5. During your time in the role, how has the job evolved?

It broke into two positions, one largely (but unfortunately only at half-time) devoted to most of what I did, one involving more creative program planning.

6. How does your work as an associate dean intersect and how does it differ from your work as a professor?

Reading file after file on people’s research and teaching drew on and honed all the skills I use as a professor. It was intellectually very gratifying, like being in grad school all over again but in all these different fields. But in many ways, it’s the opposite of the free space of curiosity I experience in my professorial role; in the end, it’s contained by bureaucracy, it’s technical and instrumental. You are a figurehead. You have to be willing to accept that, pragmatically.

7. What advice would you give to undergraduate women who are interested in the administrative side of higher education?

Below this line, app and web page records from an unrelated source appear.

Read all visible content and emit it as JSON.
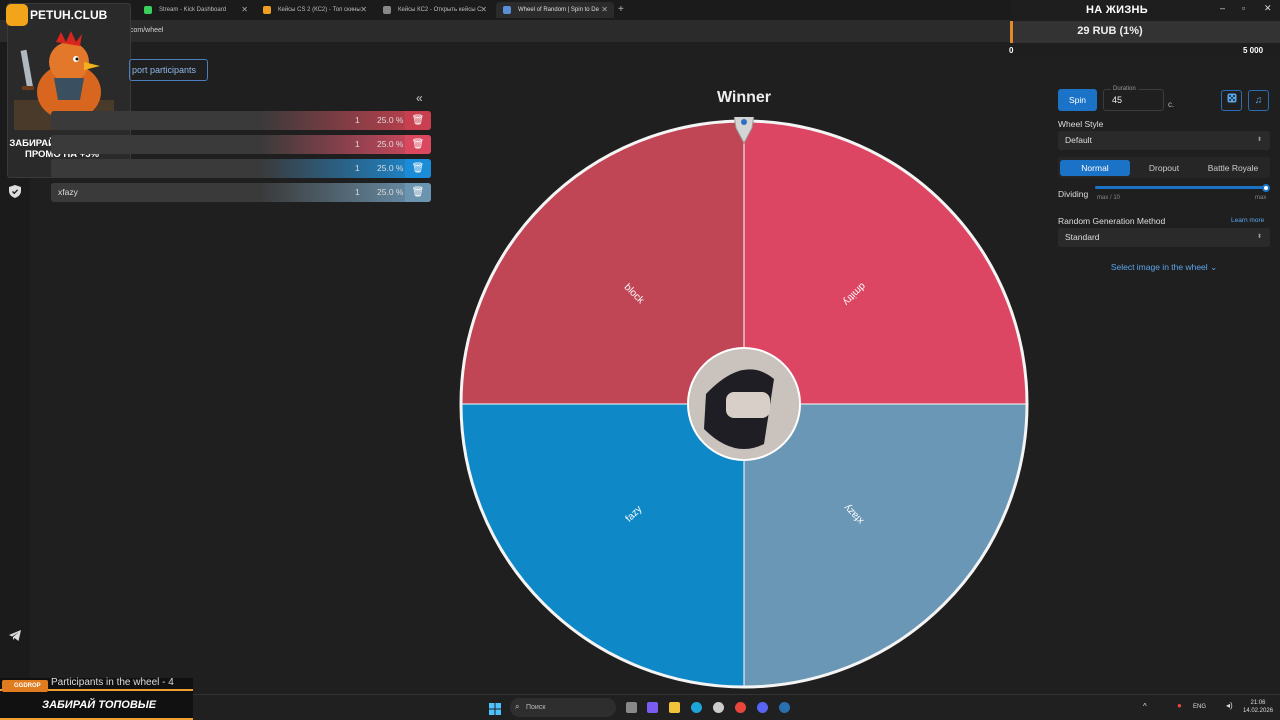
{
  "browser": {
    "tabs": [
      {
        "label": "Stream - Kick Dashboard",
        "color": "#3ad15a"
      },
      {
        "label": "Кейсы CS 2 (КС2) - Топ скины",
        "color": "#f0a020"
      },
      {
        "label": "Кейсы КС2 - Открыть кейсы С",
        "color": "#888888"
      },
      {
        "label": "Wheel of Random | Spin to De",
        "color": "#5a8fd6"
      }
    ],
    "url": "com/wheel"
  },
  "donation": {
    "title": "НА ЖИЗНЬ",
    "amount": "29 RUB (1%)",
    "min": "0",
    "max": "5 000",
    "progress": 0.01,
    "accent": "#e08a2a"
  },
  "promo": {
    "brand": "PETUH.CLUB",
    "text": "ЗАБИРАЙ ЛИМИТНЫЙ ПРОМО НА +5%"
  },
  "participants": {
    "import_label": "port participants",
    "collapse_icon": "«",
    "rows": [
      {
        "name": "",
        "count": "1",
        "percent": "25.0 %",
        "color": "#c8404f"
      },
      {
        "name": "",
        "count": "1",
        "percent": "25.0 %",
        "color": "#d9485f"
      },
      {
        "name": "",
        "count": "1",
        "percent": "25.0 %",
        "color": "#1a8cd8"
      },
      {
        "name": "xfazy",
        "count": "1",
        "percent": "25.0 %",
        "color": "#6b94b0"
      }
    ],
    "footer": "Participants in the wheel - 4"
  },
  "wheel": {
    "title": "Winner",
    "segments": [
      {
        "name": "dmitry",
        "color": "#dc4663",
        "share": 0.25
      },
      {
        "name": "xfazy",
        "color": "#6a97b5",
        "share": 0.25
      },
      {
        "name": "fazy",
        "color": "#0f88c8",
        "share": 0.25
      },
      {
        "name": "block",
        "color": "#c04555",
        "share": 0.25
      }
    ]
  },
  "settings": {
    "spin_label": "Spin",
    "duration_label": "Duration",
    "duration_value": "45",
    "duration_unit": "с.",
    "wheel_style_label": "Wheel Style",
    "wheel_style_value": "Default",
    "modes": [
      "Normal",
      "Dropout",
      "Battle Royale"
    ],
    "active_mode": "Normal",
    "dividing_label": "Dividing",
    "dividing_min": "max / 10",
    "dividing_max": "max",
    "dividing_value": 1.0,
    "random_method_label": "Random Generation Method",
    "learn_more": "Learn more",
    "random_method_value": "Standard",
    "select_image": "Select image in the wheel"
  },
  "taskbar": {
    "search_placeholder": "Поиск",
    "lang": "ENG",
    "time": "21:06",
    "date": "14.02.2026"
  },
  "banner": {
    "logo": "GGDROP",
    "text": "ЗАБИРАЙ  ТОПОВЫЕ"
  }
}
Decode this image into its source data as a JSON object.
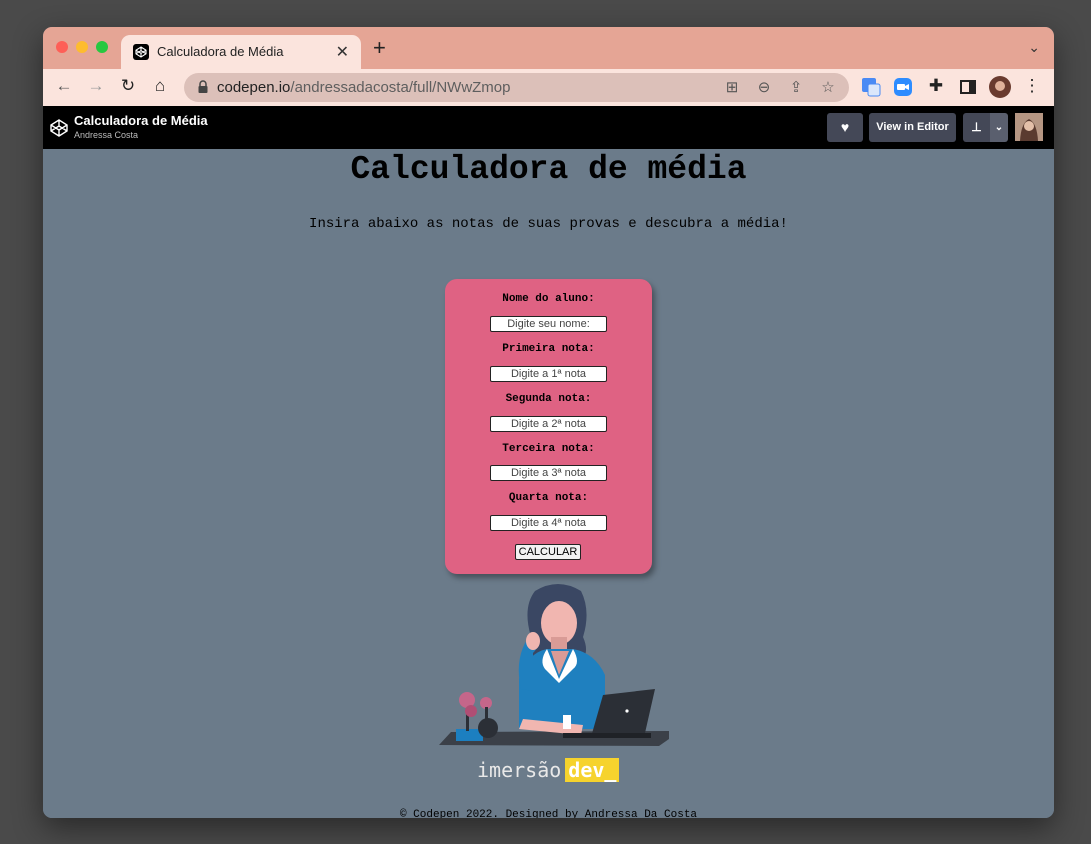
{
  "browser": {
    "tab_title": "Calculadora de Média",
    "url_host": "codepen.io",
    "url_path": "/andressadacosta/full/NWwZmop"
  },
  "codepen_header": {
    "title": "Calculadora de Média",
    "author": "Andressa Costa",
    "view_in_editor_label": "View in Editor"
  },
  "page": {
    "heading": "Calculadora de média",
    "subtitle": "Insira abaixo as notas de suas provas e descubra a média!",
    "form": {
      "name_label": "Nome do aluno:",
      "name_placeholder": "Digite seu nome:",
      "grade1_label": "Primeira nota:",
      "grade1_placeholder": "Digite a 1ª nota",
      "grade2_label": "Segunda nota:",
      "grade2_placeholder": "Digite a 2ª nota",
      "grade3_label": "Terceira nota:",
      "grade3_placeholder": "Digite a 3ª nota",
      "grade4_label": "Quarta nota:",
      "grade4_placeholder": "Digite a 4ª nota",
      "calculate_label": "CALCULAR"
    },
    "logo": {
      "word": "imersão",
      "accent": "dev_"
    },
    "footer": "© Codepen 2022. Designed by Andressa Da Costa"
  },
  "colors": {
    "tabbar": "#e5a595",
    "page_bg": "#6b7b8a",
    "card": "#df6283",
    "logo_accent": "#f6d32d"
  }
}
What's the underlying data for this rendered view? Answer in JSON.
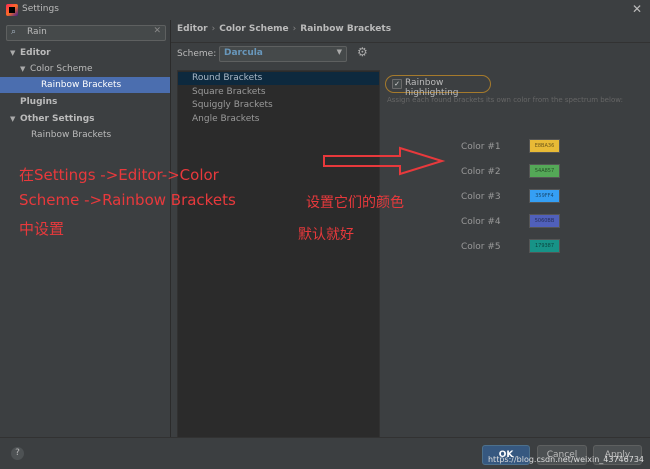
{
  "window": {
    "title": "Settings",
    "close_icon": "close-icon"
  },
  "sidebar": {
    "search_value": "Rain",
    "items": [
      {
        "label": "Editor"
      },
      {
        "label": "Color Scheme"
      },
      {
        "label": "Rainbow Brackets"
      },
      {
        "label": "Plugins"
      },
      {
        "label": "Other Settings"
      },
      {
        "label": "Rainbow Brackets"
      }
    ]
  },
  "breadcrumb": [
    "Editor",
    "Color Scheme",
    "Rainbow Brackets"
  ],
  "scheme": {
    "label": "Scheme:",
    "value": "Darcula"
  },
  "bracket_types": [
    "Round Brackets",
    "Square Brackets",
    "Squiggly Brackets",
    "Angle Brackets"
  ],
  "rainbow": {
    "label": "Rainbow highlighting",
    "checked": true,
    "description": "Assign each round brackets its own color from the spectrum below:"
  },
  "colors": [
    {
      "label": "Color #1",
      "hex": "#E8BA36",
      "code": "E8BA36"
    },
    {
      "label": "Color #2",
      "hex": "#54A857",
      "code": "54A857"
    },
    {
      "label": "Color #3",
      "hex": "#359FF4",
      "code": "359FF4"
    },
    {
      "label": "Color #4",
      "hex": "#5060BB",
      "code": "5060BB"
    },
    {
      "label": "Color #5",
      "hex": "#179387",
      "code": "179387"
    }
  ],
  "annotations": {
    "left_line1": "在Settings ->Editor->Color",
    "left_line2": "Scheme ->Rainbow Brackets",
    "left_line3": "中设置",
    "right_line1": "设置它们的颜色",
    "right_line2": "默认就好"
  },
  "buttons": {
    "ok": "OK",
    "cancel": "Cancel",
    "apply": "Apply",
    "help": "?"
  },
  "watermark": "https://blog.csdn.net/weixin_43746734"
}
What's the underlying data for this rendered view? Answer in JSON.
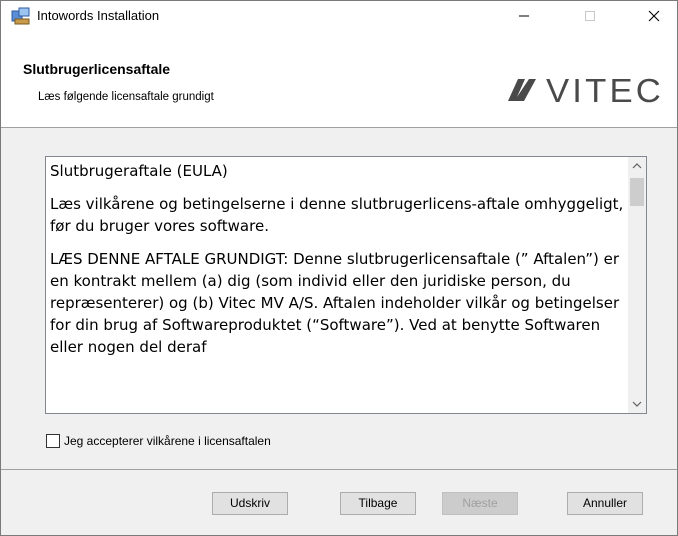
{
  "window": {
    "title": "Intowords Installation",
    "controls": {
      "minimize": "—",
      "maximize": "☐",
      "close": "✕"
    }
  },
  "header": {
    "title": "Slutbrugerlicensaftale",
    "subtitle": "Læs følgende licensaftale grundigt",
    "logo_text": "VITEC"
  },
  "license": {
    "paragraphs": [
      "Slutbrugeraftale (EULA)",
      "Læs vilkårene og betingelserne i denne slutbrugerlicens-aftale omhyggeligt, før du bruger vores software.",
      "LÆS DENNE AFTALE GRUNDIGT: Denne slutbrugerlicensaftale (” Aftalen”) er en kontrakt mellem (a) dig (som individ eller den juridiske person, du repræsenterer) og (b) Vitec MV A/S. Aftalen indeholder vilkår og betingelser for din brug af Softwareproduktet (“Software”). Ved at benytte Softwaren eller nogen del deraf"
    ]
  },
  "accept": {
    "label": "Jeg accepterer vilkårene i licensaftalen",
    "checked": false
  },
  "buttons": {
    "print": "Udskriv",
    "back": "Tilbage",
    "next": "Næste",
    "cancel": "Annuller"
  },
  "colors": {
    "logo": "#4a4a4a",
    "disabled_text": "#a0a0a0"
  }
}
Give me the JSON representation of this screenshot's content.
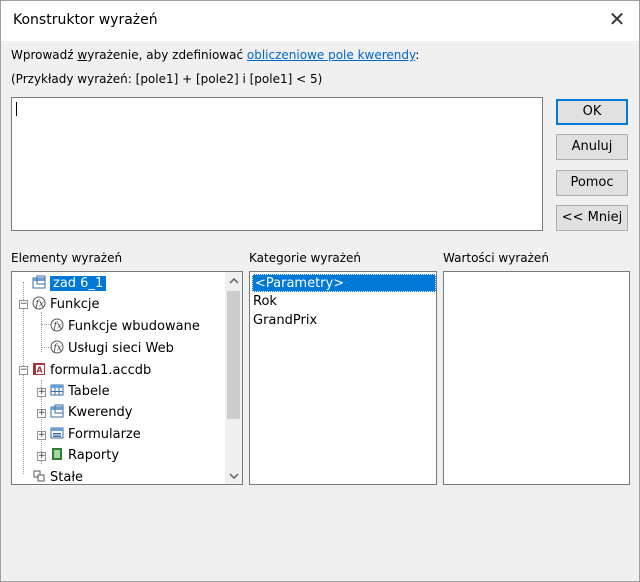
{
  "window": {
    "title": "Konstruktor wyrażeń"
  },
  "instructions": {
    "prefix": "Wprowadź ",
    "underlined": "w",
    "rest": "yrażenie, aby zdefiniować ",
    "link": "obliczeniowe pole kwerendy",
    "suffix": ":"
  },
  "examples": "(Przykłady wyrażeń: [pole1] + [pole2] i [pole1] < 5)",
  "expression": {
    "value": ""
  },
  "buttons": {
    "ok": "OK",
    "cancel": "Anuluj",
    "help": "Pomoc",
    "less": "<< Mniej"
  },
  "panels": {
    "elements_label": "Elementy wyrażeń",
    "categories_label": "Kategorie wyrażeń",
    "values_label": "Wartości wyrażeń"
  },
  "tree": [
    {
      "label": "zad 6_1",
      "icon": "query-icon",
      "selected": true
    },
    {
      "label": "Funkcje",
      "icon": "function-icon",
      "expander": "-"
    },
    {
      "label": "Funkcje wbudowane",
      "icon": "function-icon"
    },
    {
      "label": "Usługi sieci Web",
      "icon": "function-icon"
    },
    {
      "label": "formula1.accdb",
      "icon": "database-icon",
      "expander": "-"
    },
    {
      "label": "Tabele",
      "icon": "table-icon",
      "expander": "+"
    },
    {
      "label": "Kwerendy",
      "icon": "query-icon",
      "expander": "+"
    },
    {
      "label": "Formularze",
      "icon": "form-icon",
      "expander": "+"
    },
    {
      "label": "Raporty",
      "icon": "report-icon",
      "expander": "+"
    },
    {
      "label": "Stałe",
      "icon": "constant-icon"
    }
  ],
  "categories": [
    {
      "label": "<Parametry>",
      "selected": true
    },
    {
      "label": "Rok"
    },
    {
      "label": "GrandPrix"
    }
  ],
  "colors": {
    "accent": "#0078d7",
    "link": "#0066cc"
  }
}
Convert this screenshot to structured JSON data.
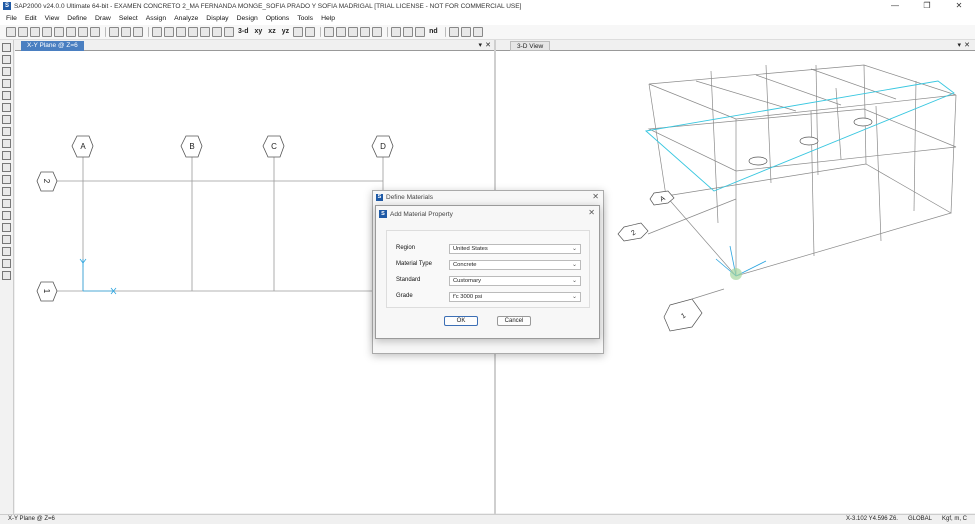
{
  "window": {
    "title": "SAP2000 v24.0.0 Ultimate 64-bit - EXAMEN CONCRETO 2_MA FERNANDA MONGE_SOFIA PRADO Y SOFIA MADRIGAL  [TRIAL LICENSE - NOT FOR COMMERCIAL USE]",
    "minimize": "—",
    "restore": "❐",
    "close": "✕"
  },
  "menu": [
    "File",
    "Edit",
    "View",
    "Define",
    "Draw",
    "Select",
    "Assign",
    "Analyze",
    "Display",
    "Design",
    "Options",
    "Tools",
    "Help"
  ],
  "toolbar": {
    "view_3d": "3-d",
    "view_xy": "xy",
    "view_xz": "xz",
    "view_yz": "yz",
    "nd": "nd"
  },
  "left_view": {
    "tab": "X-Y Plane @ Z=6",
    "grid_x": [
      "A",
      "B",
      "C",
      "D"
    ],
    "grid_y": [
      "2",
      "1"
    ]
  },
  "right_view": {
    "tab": "3-D View",
    "bubbles": [
      "A",
      "2",
      "1"
    ]
  },
  "tab_controls": {
    "dropdown": "▾",
    "close": "✕"
  },
  "define_materials": {
    "title": "Define Materials",
    "close": "✕"
  },
  "add_material": {
    "title": "Add Material Property",
    "close": "✕",
    "fields": [
      {
        "label": "Region",
        "value": "United States"
      },
      {
        "label": "Material Type",
        "value": "Concrete"
      },
      {
        "label": "Standard",
        "value": "Customary"
      },
      {
        "label": "Grade",
        "value": "f'c 3000 psi"
      }
    ],
    "ok": "OK",
    "cancel": "Cancel"
  },
  "status": {
    "left": "X-Y Plane @ Z=6",
    "coords": "X-3.102  Y4.596  Z6.",
    "system": "GLOBAL",
    "units": "Kgf, m, C"
  },
  "colors": {
    "tab_active": "#4a7fc1",
    "grid_line": "#9a9a9a",
    "highlight": "#39c7e0",
    "axes": "#2aa4e0",
    "sap_blue": "#1f5aa6"
  }
}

Classically academic jobs are few and far between. At a place like Berkeley, you have to be trained to be a professor (and actually be one) before you are in a position to be an assistant or associate dean. At some other schools, it might be a career path of its own, separately. But I believe you should understand the work of faculty from inside before you move into this level of administration. Working on the administrative side, I got to know staff working in the division and the department much better than I had and realized how many of them are outstanding artists and writers and scholars. There are many staff/administrative tracks that connect with what you value about academia and are vital to the survival of higher education. If you want to stay inside academic culture but can’t find a teaching job, consider applying for a staff position; many of those you can do after finishing a B.A. If you want to work as an associate dean, you’ll probably need to get a PhD and to build up the best record you can of campus-wide committee work.